      Show Details
      Necessary
      HubPages Device IDThis is used to identify particular browsers or devices when the access the service, and is used for security reasons.
      LoginThis is necessary to sign in to the HubPages Service.
      Google RecaptchaThis is used to prevent bots and spam. (Privacy Policy)
      AkismetThis is used to detect comment spam. (Privacy Policy)
      HubPages Google AnalyticsThis is used to provide data on traffic to our website, all personally identifyable data is anonymized. (Privacy Policy)
      HubPages Traffic PixelThis is used to collect data on traffic to articles and other pages on our site. Unless you are signed in to a HubPages account, all personally identifiable information is anonymized.
      Amazon Web ServicesThis is a cloud services platform that we used to host our service. (Privacy Policy)
      CloudflareThis is a cloud CDN service that we use to efficiently deliver files required for our service to operate such as javascript, cascading style sheets, images, and videos. (Privacy Policy)
      Google Hosted LibrariesJavascript software libraries such as jQuery are loaded at endpoints on the googleapis.com or gstatic.com domains, for performance and efficiency reasons. (Privacy Policy)
      Features
      Google Custom SearchThis is feature allows you to search the site. (Privacy Policy)
      Google MapsSome articles have Google Maps embedded in them. (Privacy Policy)
      Google ChartsThis is used to display charts and graphs on articles and the author center. (Privacy Policy)
      Google AdSense Host APIThis service allows you to sign up for or associate a Google AdSense account with HubPages, so that you can earn money from ads on your articles.

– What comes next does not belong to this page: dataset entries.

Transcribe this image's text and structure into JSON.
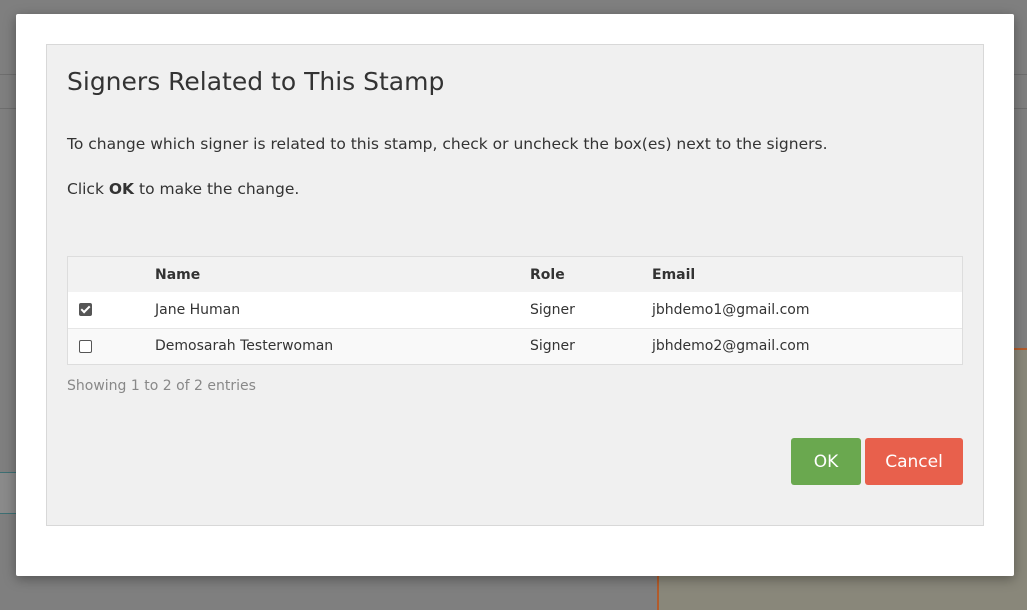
{
  "dialog": {
    "title": "Signers Related to This Stamp",
    "instruction": "To change which signer is related to this stamp, check or uncheck the box(es) next to the signers.",
    "click_prefix": "Click ",
    "click_bold": "OK",
    "click_suffix": " to make the change.",
    "columns": {
      "name": "Name",
      "role": "Role",
      "email": "Email"
    },
    "rows": [
      {
        "checked": true,
        "name": "Jane Human",
        "role": "Signer",
        "email": "jbhdemo1@gmail.com"
      },
      {
        "checked": false,
        "name": "Demosarah Testerwoman",
        "role": "Signer",
        "email": "jbhdemo2@gmail.com"
      }
    ],
    "info": "Showing 1 to 2 of 2 entries",
    "ok_label": "OK",
    "cancel_label": "Cancel",
    "colors": {
      "ok": "#6aa84f",
      "cancel": "#e8604c"
    }
  }
}
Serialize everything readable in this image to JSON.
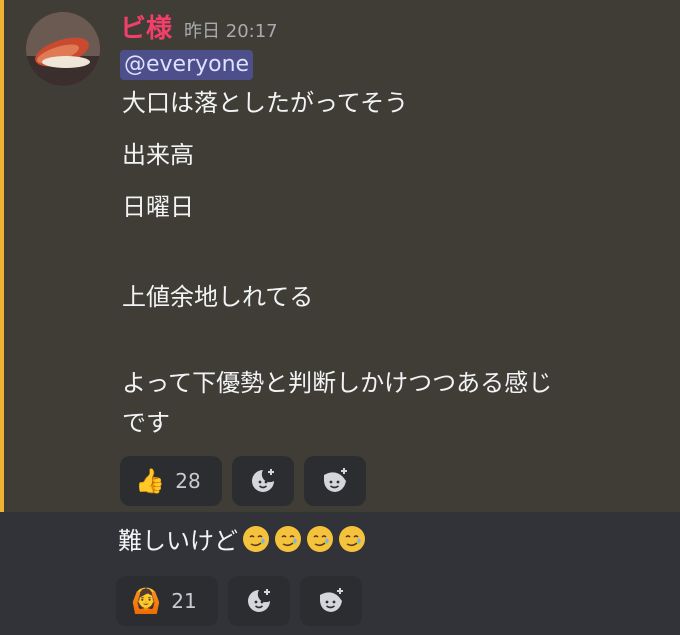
{
  "message1": {
    "username": "ビ様",
    "timestamp": "昨日 20:17",
    "mention": "@everyone",
    "lines": [
      "大口は落としたがってそう",
      "出来高",
      "日曜日",
      "上値余地しれてる",
      "よって下優勢と判断しかけつつある感じ",
      "です"
    ],
    "reactions": [
      {
        "emoji": "👍",
        "count": "28"
      },
      {
        "icon": "moon-add-icon"
      },
      {
        "icon": "face-moon-add-icon"
      }
    ],
    "accent_color": "#f0b232",
    "username_color": "#f23f6a"
  },
  "message2": {
    "text": "難しいけど",
    "trailing_emoji": [
      "🥲",
      "🥲",
      "🥲",
      "🥲"
    ],
    "reactions": [
      {
        "emoji": "🙆",
        "count": "21"
      },
      {
        "icon": "moon-add-icon"
      },
      {
        "icon": "face-moon-add-icon"
      }
    ]
  }
}
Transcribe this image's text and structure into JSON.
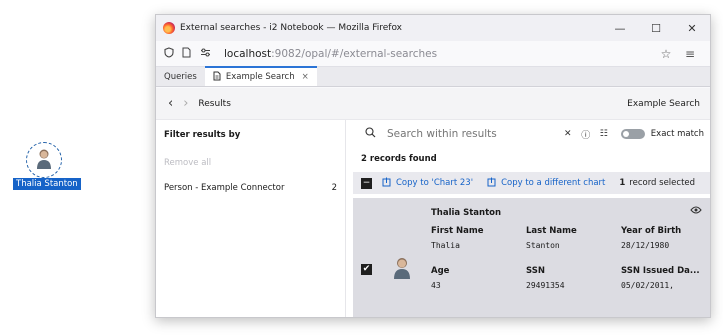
{
  "desktop": {
    "entity_label": "Thalia Stanton"
  },
  "browser": {
    "window_title": "External searches - i2 Notebook — Mozilla Firefox",
    "controls": {
      "minimize": "—",
      "maximize": "☐",
      "close": "✕"
    },
    "url_host": "localhost",
    "url_rest": ":9082/opal/#/external-searches",
    "tabs": [
      {
        "label": "Queries"
      },
      {
        "label": "Example Search",
        "close": "×"
      }
    ]
  },
  "breadcrumb": {
    "back": "‹",
    "forward": "›",
    "title": "Results",
    "right": "Example Search"
  },
  "filters": {
    "title": "Filter results by",
    "remove_all": "Remove all",
    "facets": [
      {
        "label": "Person - Example Connector",
        "count": "2"
      }
    ]
  },
  "search": {
    "placeholder": "Search within results",
    "clear": "✕",
    "info": "ⓘ",
    "options": "☷",
    "exact_match": "Exact match"
  },
  "results": {
    "count_label": "2 records found",
    "copy_to_chart": "Copy to 'Chart 23'",
    "copy_to_different": "Copy to a different chart",
    "selected_count": "1",
    "selected_text": "record selected",
    "record": {
      "title": "Thalia Stanton",
      "fields": [
        {
          "label": "First Name",
          "value": "Thalia"
        },
        {
          "label": "Last Name",
          "value": "Stanton"
        },
        {
          "label": "Year of Birth",
          "value": "28/12/1980"
        },
        {
          "label": "Age",
          "value": "43"
        },
        {
          "label": "SSN",
          "value": "29491354"
        },
        {
          "label": "SSN Issued Da...",
          "value": "05/02/2011,"
        }
      ]
    }
  },
  "colors": {
    "accent": "#1663c8",
    "selected_row": "#dcdce2"
  }
}
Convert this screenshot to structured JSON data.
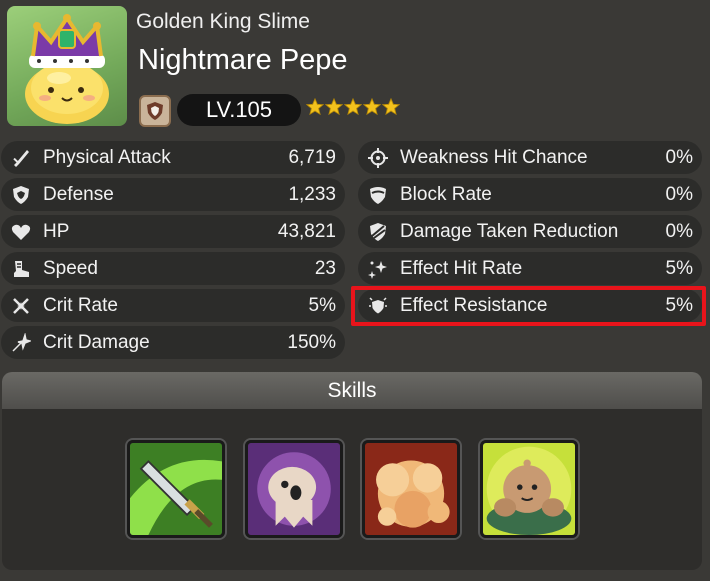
{
  "unit": {
    "species": "Golden King Slime",
    "name": "Nightmare Pepe",
    "level": "LV.105",
    "stars": 5,
    "portrait": "golden-king-slime-portrait",
    "rank_icon": "shield-rank-icon"
  },
  "stats_left": [
    {
      "icon": "sword-icon",
      "label": "Physical Attack",
      "value": "6,719"
    },
    {
      "icon": "shield-icon",
      "label": "Defense",
      "value": "1,233"
    },
    {
      "icon": "heart-icon",
      "label": "HP",
      "value": "43,821"
    },
    {
      "icon": "boot-icon",
      "label": "Speed",
      "value": "23"
    },
    {
      "icon": "crit-rate-icon",
      "label": "Crit Rate",
      "value": "5%"
    },
    {
      "icon": "crit-damage-icon",
      "label": "Crit Damage",
      "value": "150%"
    }
  ],
  "stats_right": [
    {
      "icon": "crosshair-icon",
      "label": "Weakness Hit Chance",
      "value": "0%"
    },
    {
      "icon": "block-icon",
      "label": "Block Rate",
      "value": "0%"
    },
    {
      "icon": "damage-reduction-icon",
      "label": "Damage Taken Reduction",
      "value": "0%"
    },
    {
      "icon": "effect-hit-icon",
      "label": "Effect Hit Rate",
      "value": "5%"
    },
    {
      "icon": "effect-resistance-icon",
      "label": "Effect Resistance",
      "value": "5%"
    }
  ],
  "highlighted_stat": "Effect Resistance",
  "highlight_color": "#e8141b",
  "skills": {
    "title": "Skills",
    "items": [
      "dagger-skill-icon",
      "ghost-skill-icon",
      "explosion-skill-icon",
      "golem-skill-icon"
    ]
  },
  "colors": {
    "background": "#3a3936",
    "row": "#2c2c2a",
    "star": "#f3c21d",
    "level_pill": "#141414"
  }
}
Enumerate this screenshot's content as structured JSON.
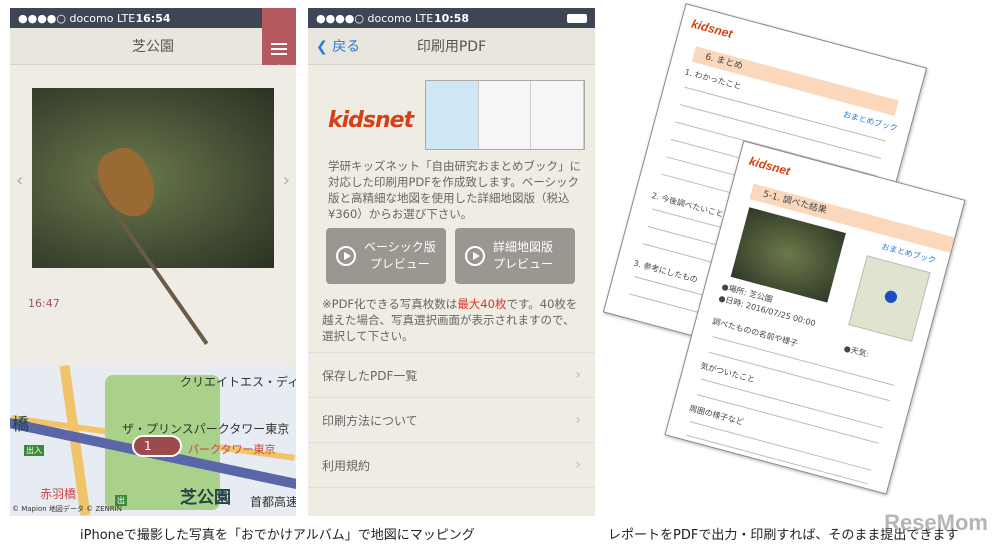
{
  "left_phone": {
    "carrier": "●●●●○ docomo",
    "network": "LTE",
    "time": "16:54",
    "title": "芝公園",
    "photo_time": "16:47",
    "map": {
      "labels": [
        "クリエイトエス・ディ",
        "ザ・プリンスパークタワー東京",
        "パークタワー東京",
        "芝公園",
        "首都高速",
        "赤羽橋",
        "橋",
        "出入",
        "出"
      ],
      "pin_count": "1",
      "copyright": "© Mapion 地図データ © ZENRIN"
    }
  },
  "right_phone": {
    "carrier": "●●●●○ docomo",
    "network": "LTE",
    "time": "10:58",
    "back_label": "戻る",
    "title": "印刷用PDF",
    "logo": "kidsnet",
    "description": "学研キッズネット「自由研究おまとめブック」に対応した印刷用PDFを作成致します。ベーシック版と高精細な地図を使用した詳細地図版（税込¥360）からお選び下さい。",
    "buttons": [
      {
        "line1": "ベーシック版",
        "line2": "プレビュー"
      },
      {
        "line1": "詳細地図版",
        "line2": "プレビュー"
      }
    ],
    "note_prefix": "※PDF化できる写真枚数は",
    "note_highlight": "最大40枚",
    "note_suffix": "です。40枚を越えた場合、写真選択画面が表示されますので、選択して下さい。",
    "menu": [
      "保存したPDF一覧",
      "印刷方法について",
      "利用規約"
    ]
  },
  "papers": {
    "back": {
      "logo": "kidsnet",
      "section": "6. まとめ",
      "badge": "おまとめブック",
      "items": [
        "1. わかったこと",
        "2. 今後調べたいこと",
        "3. 参考にしたもの"
      ]
    },
    "front": {
      "logo": "kidsnet",
      "section": "5-1. 調べた結果",
      "badge": "おまとめブック",
      "place": "●場所: 芝公園",
      "date": "●日時: 2016/07/25 00:00",
      "weather": "●天気:",
      "items": [
        "調べたものの名前や様子",
        "気がついたこと",
        "周囲の様子など"
      ]
    }
  },
  "captions": {
    "left": "iPhoneで撮影した写真を「おでかけアルバム」で地図にマッピング",
    "right": "レポートをPDFで出力・印刷すれば、そのまま提出できます"
  },
  "watermark": "ReseMom"
}
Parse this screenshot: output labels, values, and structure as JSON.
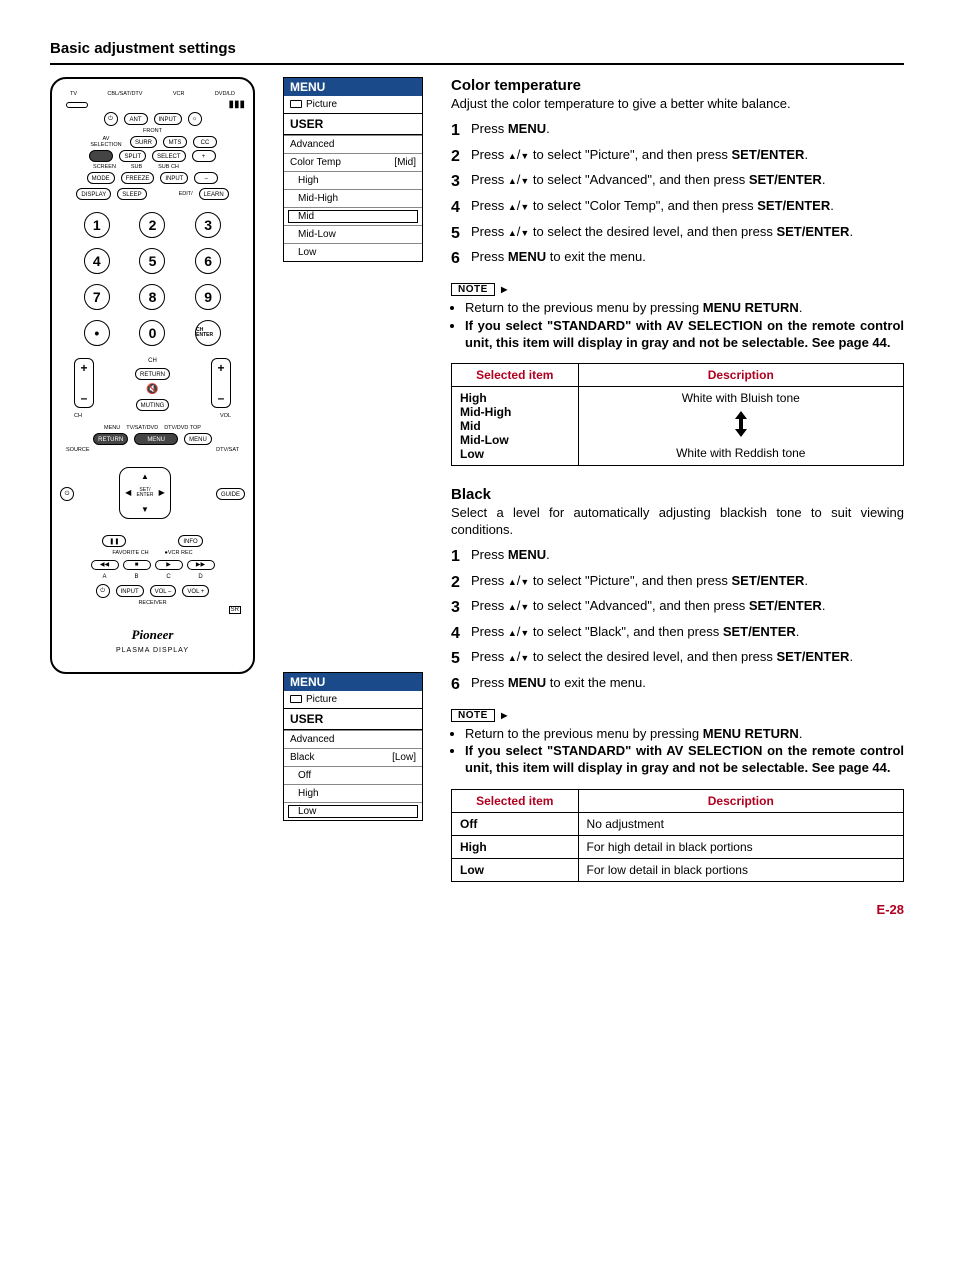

No data is shared unless you engage with this feature. (Privacy Policy)
      Google YouTubeSome articles have YouTube videos embedded in them. (Privacy Policy)
      VimeoSome articles have Vimeo videos embedded in them. (Privacy Policy)
      PaypalThis is used for a registered author who enrolls in the HubPages Earnings program and requests to be paid via PayPal. No data is shared with Paypal unless you engage with this feature. (Privacy Policy)
      Facebook LoginYou can use this to streamline signing up for, or signing in to your Hubpages account. No data is shared with Facebook unless you engage with this feature. (Privacy Policy)
      MavenThis supports the Maven widget and search functionality. (Privacy Policy)
      Marketing
      Google AdSenseThis is an ad network. (Privacy Policy)
      Google DoubleClickGoogle provides ad serving technology and runs an ad network. (Privacy Policy)
      Index ExchangeThis is an ad network. (Privacy Policy)
      SovrnThis is an ad network. (Privacy Policy)
      Facebook AdsThis is an ad network. (Privacy Policy)
      Amazon Unified Ad MarketplaceThis is an ad network. (Privacy Policy)
      AppNexusThis is an ad network. (Privacy Policy)
      OpenxThis is an ad network. (Privacy Policy)
      Rubicon ProjectThis is an ad network. (Privacy Policy)
      TripleLiftThis is an ad network. (Privacy Policy)
      Say MediaWe partner with Say Media to deliver ad campaigns on our sites. (Privacy Policy)
      Remarketing PixelsWe may use remarketing pixels from advertising networks such as Google AdWords, Bing Ads, and Facebook in order to advertise the HubPages Service to people that have visited our sites.
      Conversion Tracking PixelsWe may use conversion tracking pixels from advertising networks such as Google AdWords, Bing Ads, and Facebook in order to identify when an advertisement has successfully resulted in the desired action, such as signing up for the HubPages Service or publishing an article on the HubPages Service.
      Statistics
      Author Google AnalyticsThis is used to provide traffic data and reports to the authors of articles on the HubPages Service. (Privacy Policy)
      ComscoreComScore is a media measurement and analytics company providing marketing data and analytics to enterprises, media and advertising agencies, and publishers. Non-consent will result in ComScore only processing obfuscated personal data. (Privacy Policy)
      Amazon Tracking PixelSome articles display amazon products as part of the Amazon Affiliate program, this pixel provides traffic statistics for those products (Privacy Policy)